5. The Ohio Senate this week added language to a bill (
) that would ensure churches and places of worship cannot be shut down during a health emergency.
The language is as follows: “Sec. 9.57. (A) Notwithstanding any contrary provision of the Revised Code, no public official shall issue an order to close all places of worship in the state or in a geographic area of the state. B) As used in this section: 1) "Place of worship" means a building or grounds where activities of an organized religious group are conducted. (2) "Public official" means any elected or appointed officer, employee, or agent of the state or any political subdivision, board, commission, bureau, or other public body established by law.” Perhaps more language should be added prohibiting any official publicly trying to push for churches to not practice their faith and sacraments, as Dr. Anthony Fauci did recently in an
with the journal
America: The Jesuit Review
Each installment of the Friday Five will bring thumbnail profiles

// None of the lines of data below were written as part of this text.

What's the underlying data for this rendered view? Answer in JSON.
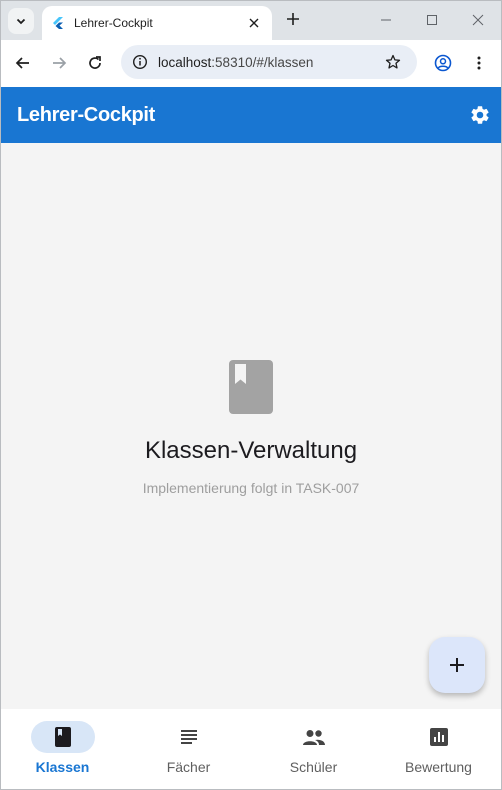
{
  "browser": {
    "tab_title": "Lehrer-Cockpit",
    "url_host": "localhost",
    "url_path": ":58310/#/klassen"
  },
  "appbar": {
    "title": "Lehrer-Cockpit",
    "settings_icon": "gear-icon"
  },
  "empty_state": {
    "icon": "book-icon",
    "title": "Klassen-Verwaltung",
    "subtitle": "Implementierung folgt in TASK-007"
  },
  "fab": {
    "icon": "plus-icon"
  },
  "bottom_nav": {
    "items": [
      {
        "label": "Klassen",
        "icon": "book-icon",
        "active": true
      },
      {
        "label": "Fächer",
        "icon": "lines-icon",
        "active": false
      },
      {
        "label": "Schüler",
        "icon": "people-icon",
        "active": false
      },
      {
        "label": "Bewertung",
        "icon": "bar-chart-icon",
        "active": false
      }
    ]
  },
  "colors": {
    "primary": "#1976d2",
    "background": "#f4f4f4",
    "fab": "#dce6fa",
    "nav_indicator": "#d8e6f7"
  }
}
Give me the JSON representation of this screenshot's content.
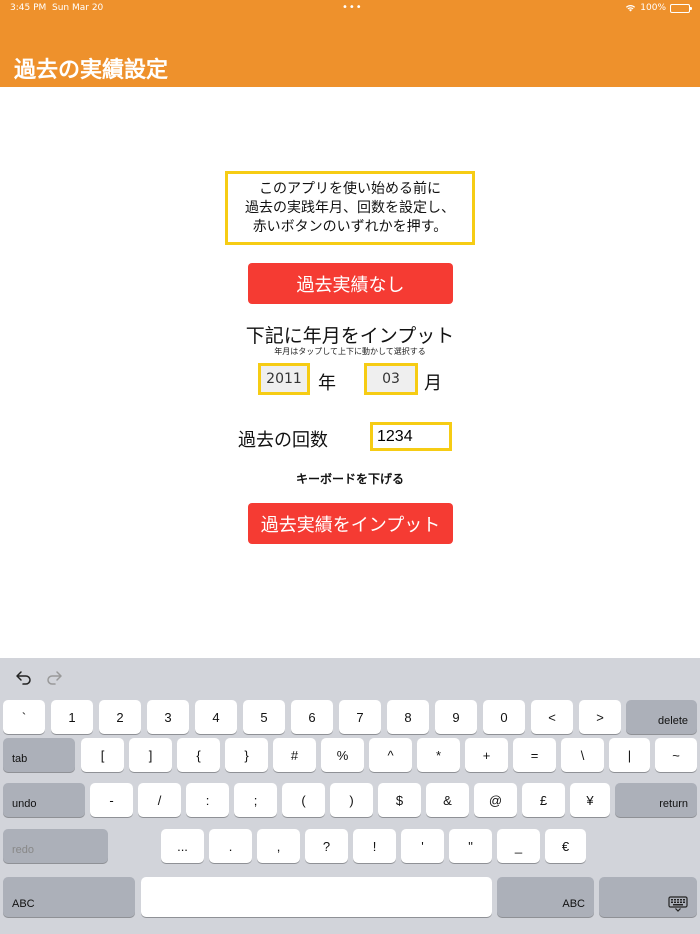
{
  "status_bar": {
    "time": "3:45 PM",
    "date": "Sun Mar 20",
    "multitask": "•••",
    "battery": "100%"
  },
  "header": {
    "title": "過去の実績設定"
  },
  "notice": {
    "lines": [
      "このアプリを使い始める前に",
      "過去の実践年月、回数を設定し、",
      "赤いボタンのいずれかを押す。"
    ]
  },
  "buttons": {
    "no_history": "過去実績なし",
    "input_history": "過去実績をインプット",
    "dismiss_keyboard": "キーボードを下げる"
  },
  "date_input": {
    "heading": "下記に年月をインプット",
    "hint": "年月はタップして上下に動かして選択する",
    "year_value": "2011",
    "year_unit": "年",
    "month_value": "03",
    "month_unit": "月"
  },
  "count_input": {
    "label": "過去の回数",
    "value": "1234"
  },
  "keyboard": {
    "row1": [
      "`",
      "1",
      "2",
      "3",
      "4",
      "5",
      "6",
      "7",
      "8",
      "9",
      "0",
      "<",
      ">"
    ],
    "row1_end": "delete",
    "row2_start": "tab",
    "row2": [
      "[",
      "]",
      "{",
      "}",
      "#",
      "%",
      "^",
      "*",
      "+",
      "=",
      "\\",
      "|",
      "~"
    ],
    "row3_start": "undo",
    "row3": [
      "-",
      "/",
      ":",
      ";",
      "(",
      ")",
      "$",
      "&",
      "@",
      "£",
      "¥"
    ],
    "row3_end": "return",
    "row4_start": "redo",
    "row4": [
      "...",
      ".",
      ",",
      "?",
      "!",
      "'",
      "\"",
      "_",
      "€"
    ],
    "row5_start": "ABC",
    "row5_end": "ABC"
  }
}
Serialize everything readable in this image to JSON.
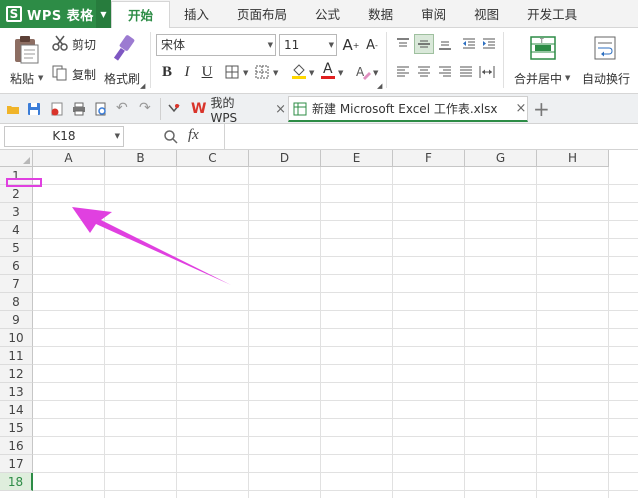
{
  "menubar": {
    "app_logo": "S",
    "app_title": "WPS 表格",
    "tabs": [
      {
        "label": "开始",
        "active": true
      },
      {
        "label": "插入"
      },
      {
        "label": "页面布局"
      },
      {
        "label": "公式"
      },
      {
        "label": "数据"
      },
      {
        "label": "审阅"
      },
      {
        "label": "视图"
      },
      {
        "label": "开发工具"
      }
    ]
  },
  "ribbon": {
    "paste_label": "粘贴",
    "cut_label": "剪切",
    "copy_label": "复制",
    "format_painter_label": "格式刷",
    "font_name": "宋体",
    "font_size": "11",
    "bold": "B",
    "italic": "I",
    "underline": "U",
    "font_color_letter": "A",
    "merge_center_label": "合并居中",
    "wrap_text_label": "自动换行"
  },
  "qbar": {
    "tab_mywps": "我的WPS",
    "tab_active": "新建 Microsoft Excel 工作表.xlsx",
    "close_glyph": "×",
    "new_tab_glyph": "+"
  },
  "formula_bar": {
    "name_box": "K18",
    "fx_label": "fx",
    "formula_value": ""
  },
  "grid": {
    "columns": [
      "A",
      "B",
      "C",
      "D",
      "E",
      "F",
      "G",
      "H"
    ],
    "rows": [
      "1",
      "2",
      "3",
      "4",
      "5",
      "6",
      "7",
      "8",
      "9",
      "10",
      "11",
      "12",
      "13",
      "14",
      "15",
      "16",
      "17",
      "18"
    ],
    "selected_row": "18"
  },
  "colors": {
    "accent": "#2d8c46",
    "annotation": "#e040e0",
    "font_color_bar": "#e02020",
    "fill_color_bar": "#ffd700"
  }
}
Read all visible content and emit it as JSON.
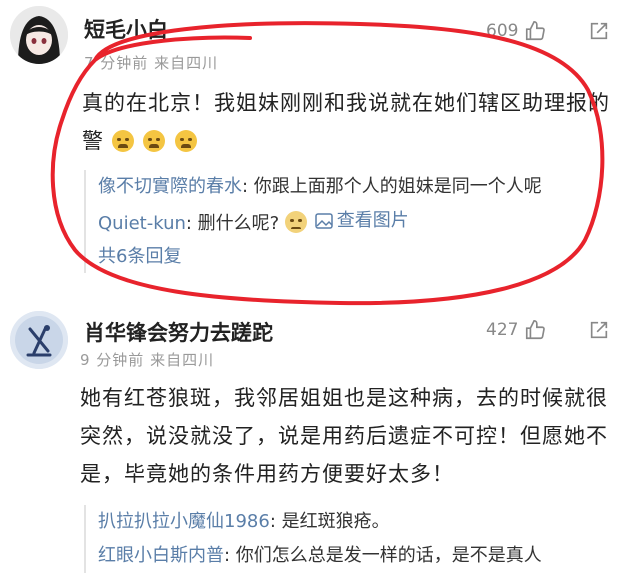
{
  "comments": [
    {
      "username": "短毛小白",
      "meta": "7 分钟前  来自四川",
      "likes": "609",
      "body_lines": [
        "真的在北京！我姐妹刚刚和我说就在她们辖区助理报的",
        "警"
      ],
      "replies": [
        {
          "user": "像不切實際的春水",
          "text": ": 你跟上面那个人的姐妹是同一个人呢"
        },
        {
          "user": "Quiet-kun",
          "text": ": 删什么呢?"
        }
      ],
      "view_image": "查看图片",
      "more_replies": "共6条回复"
    },
    {
      "username": "肖华锋会努力去蹉跎",
      "meta": "9 分钟前  来自四川",
      "likes": "427",
      "body_lines": [
        "她有红苍狼斑，我邻居姐姐也是这种病，去的时候就很",
        "突然，说没就没了，说是用药后遗症不可控！但愿她不",
        "是，毕竟她的条件用药方便要好太多！"
      ],
      "replies": [
        {
          "user": "扒拉扒拉小魔仙1986",
          "text": ": 是红斑狼疮。"
        },
        {
          "user": "红眼小白斯内普",
          "text": ": 你们怎么总是发一样的话，是不是真人"
        }
      ]
    }
  ],
  "colors": {
    "annotation_ring": "#e8232c",
    "link": "#5a7ea8",
    "meta": "#9a9a9a"
  },
  "icons": [
    "thumbs-up-icon",
    "share-icon",
    "image-icon",
    "crying-emoji-icon",
    "smirk-emoji-icon"
  ]
}
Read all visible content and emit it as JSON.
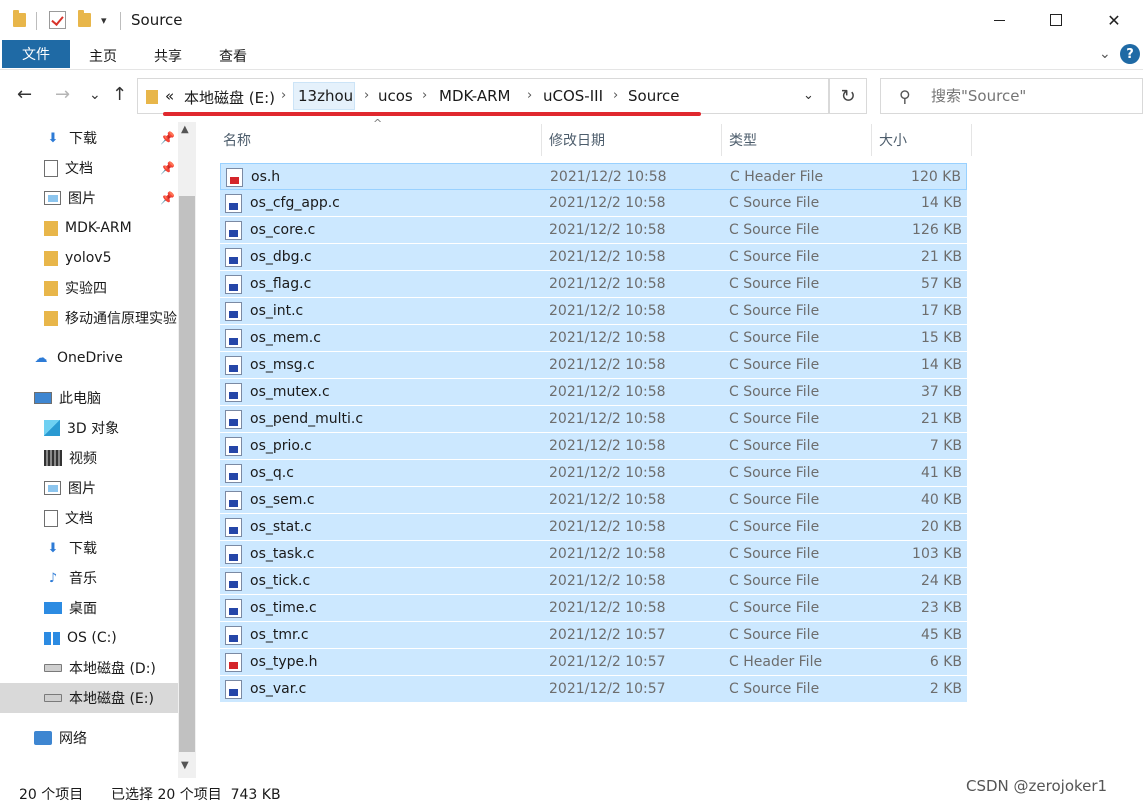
{
  "window": {
    "title": "Source",
    "quick_access_dropdown": "▾",
    "minimize": "",
    "maximize": "",
    "close": "✕"
  },
  "ribbon": {
    "tabs": [
      "文件",
      "主页",
      "共享",
      "查看"
    ],
    "expand": "⌄",
    "help": "?"
  },
  "nav": {
    "back": "←",
    "forward": "→",
    "recent": "⌄",
    "up": "↑"
  },
  "address": {
    "overflow": "«",
    "crumbs": [
      "本地磁盘 (E:)",
      "13zhou",
      "ucos",
      "MDK-ARM",
      "uCOS-III",
      "Source"
    ],
    "separator": "›",
    "dropdown": "⌄",
    "refresh": "↻"
  },
  "search": {
    "placeholder": "搜索\"Source\"",
    "icon": "⚲"
  },
  "columns": {
    "name": "名称",
    "date": "修改日期",
    "type": "类型",
    "size": "大小",
    "sort": "^"
  },
  "sidebar": {
    "items": [
      {
        "label": "下载",
        "icon": "download-icon",
        "pinned": true
      },
      {
        "label": "文档",
        "icon": "document-icon",
        "pinned": true
      },
      {
        "label": "图片",
        "icon": "picture-icon",
        "pinned": true
      },
      {
        "label": "MDK-ARM",
        "icon": "folder-icon"
      },
      {
        "label": "yolov5",
        "icon": "folder-icon"
      },
      {
        "label": "实验四",
        "icon": "folder-icon"
      },
      {
        "label": "移动通信原理实验",
        "icon": "folder-icon"
      },
      {
        "label": "OneDrive",
        "icon": "onedrive-icon"
      },
      {
        "label": "此电脑",
        "icon": "computer-icon"
      },
      {
        "label": "3D 对象",
        "icon": "3d-objects-icon"
      },
      {
        "label": "视频",
        "icon": "video-icon"
      },
      {
        "label": "图片",
        "icon": "picture-icon"
      },
      {
        "label": "文档",
        "icon": "document-icon"
      },
      {
        "label": "下载",
        "icon": "download-icon"
      },
      {
        "label": "音乐",
        "icon": "music-icon"
      },
      {
        "label": "桌面",
        "icon": "desktop-icon"
      },
      {
        "label": "OS (C:)",
        "icon": "os-drive-icon"
      },
      {
        "label": "本地磁盘 (D:)",
        "icon": "drive-icon"
      },
      {
        "label": "本地磁盘 (E:)",
        "icon": "drive-icon",
        "selected": true
      },
      {
        "label": "网络",
        "icon": "network-icon"
      }
    ],
    "pin": "📌",
    "scroll_up": "▲",
    "scroll_down": "▼"
  },
  "files": [
    {
      "name": "os.h",
      "date": "2021/12/2 10:58",
      "type": "C Header File",
      "size": "120 KB"
    },
    {
      "name": "os_cfg_app.c",
      "date": "2021/12/2 10:58",
      "type": "C Source File",
      "size": "14 KB"
    },
    {
      "name": "os_core.c",
      "date": "2021/12/2 10:58",
      "type": "C Source File",
      "size": "126 KB"
    },
    {
      "name": "os_dbg.c",
      "date": "2021/12/2 10:58",
      "type": "C Source File",
      "size": "21 KB"
    },
    {
      "name": "os_flag.c",
      "date": "2021/12/2 10:58",
      "type": "C Source File",
      "size": "57 KB"
    },
    {
      "name": "os_int.c",
      "date": "2021/12/2 10:58",
      "type": "C Source File",
      "size": "17 KB"
    },
    {
      "name": "os_mem.c",
      "date": "2021/12/2 10:58",
      "type": "C Source File",
      "size": "15 KB"
    },
    {
      "name": "os_msg.c",
      "date": "2021/12/2 10:58",
      "type": "C Source File",
      "size": "14 KB"
    },
    {
      "name": "os_mutex.c",
      "date": "2021/12/2 10:58",
      "type": "C Source File",
      "size": "37 KB"
    },
    {
      "name": "os_pend_multi.c",
      "date": "2021/12/2 10:58",
      "type": "C Source File",
      "size": "21 KB"
    },
    {
      "name": "os_prio.c",
      "date": "2021/12/2 10:58",
      "type": "C Source File",
      "size": "7 KB"
    },
    {
      "name": "os_q.c",
      "date": "2021/12/2 10:58",
      "type": "C Source File",
      "size": "41 KB"
    },
    {
      "name": "os_sem.c",
      "date": "2021/12/2 10:58",
      "type": "C Source File",
      "size": "40 KB"
    },
    {
      "name": "os_stat.c",
      "date": "2021/12/2 10:58",
      "type": "C Source File",
      "size": "20 KB"
    },
    {
      "name": "os_task.c",
      "date": "2021/12/2 10:58",
      "type": "C Source File",
      "size": "103 KB"
    },
    {
      "name": "os_tick.c",
      "date": "2021/12/2 10:58",
      "type": "C Source File",
      "size": "24 KB"
    },
    {
      "name": "os_time.c",
      "date": "2021/12/2 10:58",
      "type": "C Source File",
      "size": "23 KB"
    },
    {
      "name": "os_tmr.c",
      "date": "2021/12/2 10:57",
      "type": "C Source File",
      "size": "45 KB"
    },
    {
      "name": "os_type.h",
      "date": "2021/12/2 10:57",
      "type": "C Header File",
      "size": "6 KB"
    },
    {
      "name": "os_var.c",
      "date": "2021/12/2 10:57",
      "type": "C Source File",
      "size": "2 KB"
    }
  ],
  "status": {
    "count": "20 个项目",
    "selection": "已选择 20 个项目  743 KB"
  },
  "watermark": "CSDN @zerojoker1",
  "colors": {
    "accent": "#1f6aa5",
    "selection": "#cce8ff",
    "annotation": "#e0282e"
  }
}
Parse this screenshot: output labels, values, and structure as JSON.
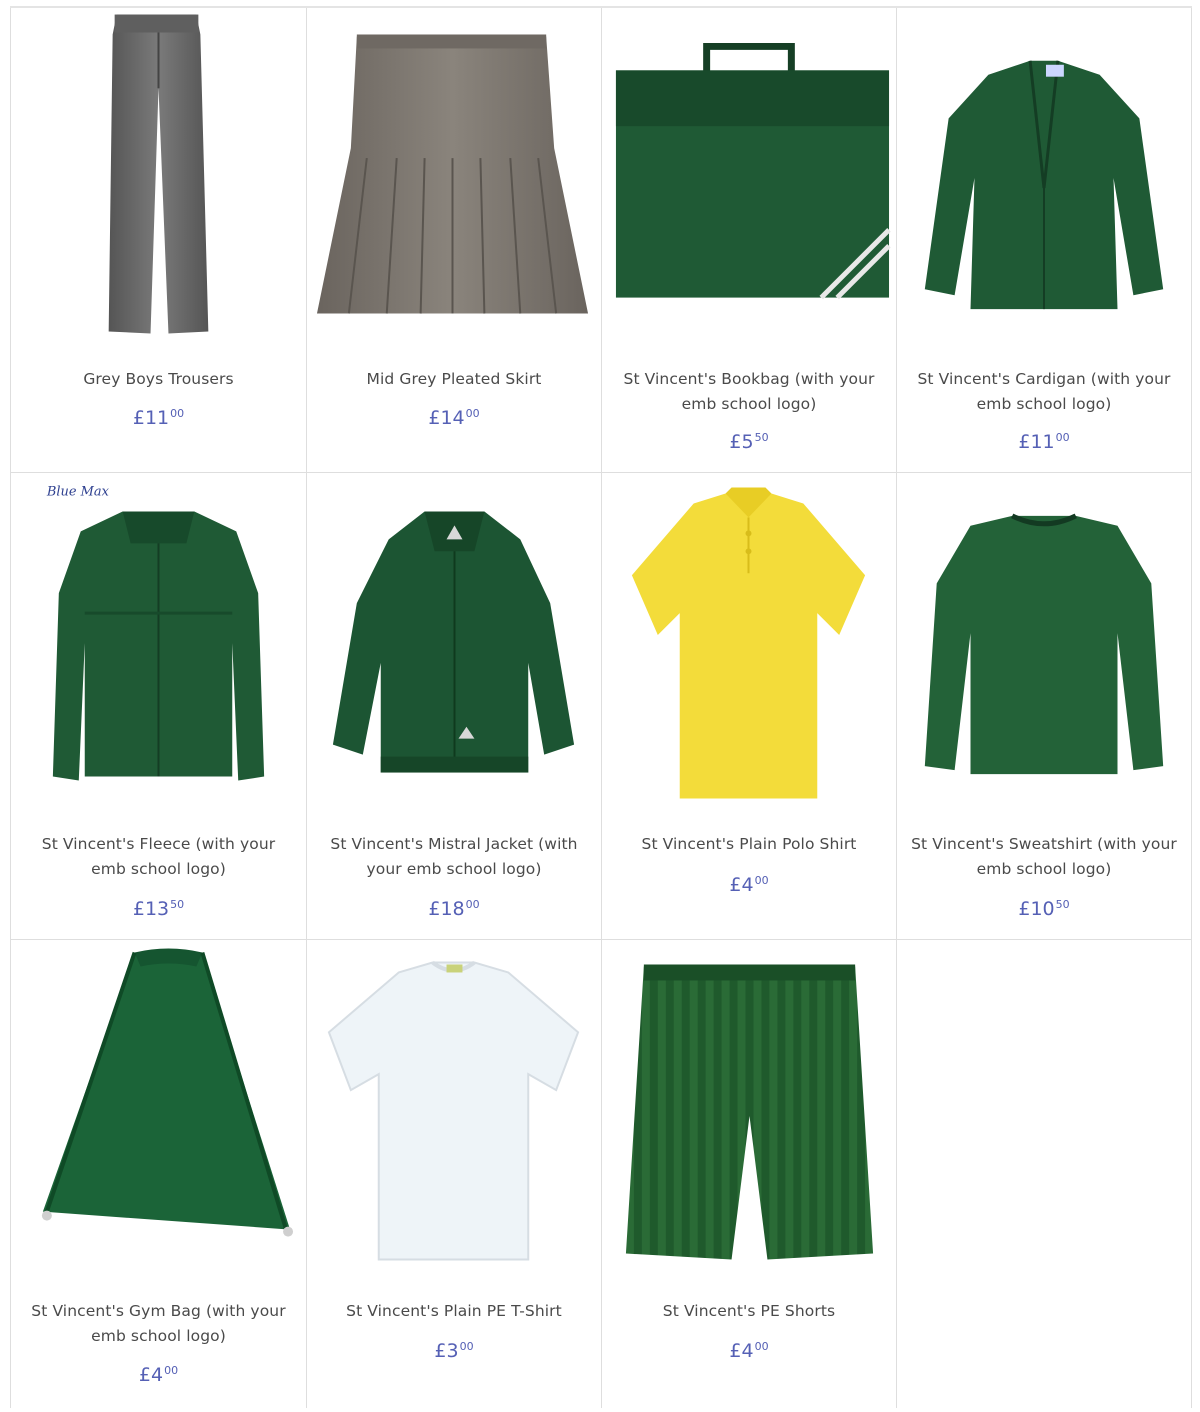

of key policymakers and committees.
United States Court of Appeals, Sixth Circuit Senior Judge Alice M. Batchelder—
Alice Moore Batchelder, born in Wilmington, Delaware, and married to William G. Batchelder, a former state Court of Appeals judge and a state legislator who served more than 30 years in the Ohio House of Representatives and served as Speaker of the House from 2011 until 2014, is currently a Senior United States Circuit Judge of the United States Court of Appeals for the Sixth Circuit. She served as Chief Judge from 2009 until 2014. Batchelder earned her undergraduate degree from Ohio Wesleyan University in 1964, her Juris Doctorate from the University of Akron School of Law in 1971, and her LL.M. from the University of Virginia School of Law in 1988. She has been an attorney in private practice. She was also considered by President George W. Bush as a potential nominee for a United States Supreme Court seat that ultimately went to Justice Samuel Alito. In 1983, Batchelder was appointed a Judge of the United States Bankruptcy Court for the Northern District of Ohio. President Ronald Reagan nominated Batchelder in 1985 to a new district judge position on the United States District Court for the Northern District of Ohio. She was confirmed by the United States Senate on April 3 and received her commission on April 4. On June 12, 1991, President George H. W. Bush nominated Batchelder to the Sixth Circuit. She was confirmed by the Senate on November 27 and received her commission on December 2. On August 14, 2009, she became Chief Judge of the Sixth Circuit. She stepped down as chief judge on August 15, 2014, upon turning 70. Batchelder is widely known and considered to be a conservative jurist and an original intent judge.
Joint Committees of the Legislature
Ohio Controlling Board Committee—
The Controlling Board is a mechanism for handling necessary adjustments to the State Budget. Section 127.12 of the Ohio Revised Code establishes the Controlling Board as a body consisting of seven members: the Director of the Office of Budget and Management or an employee of the Office of Budget and Management designated by the Director, the Chair or Vice Chair of the Senate and House Finance Committees, a majority member appointed from both the Senate and the House, and a minority member appointed from both the Senate and the House. The legislative members of the Controlling Board are Senators Jay Hottinger, Bob Peterson and Vernon Sykes. The House members are Scott Oelslager, Shane Wilkin, and Jack Cera. Kimberly Murnieks is the seventh member as the Director of the Office of Budget and Management.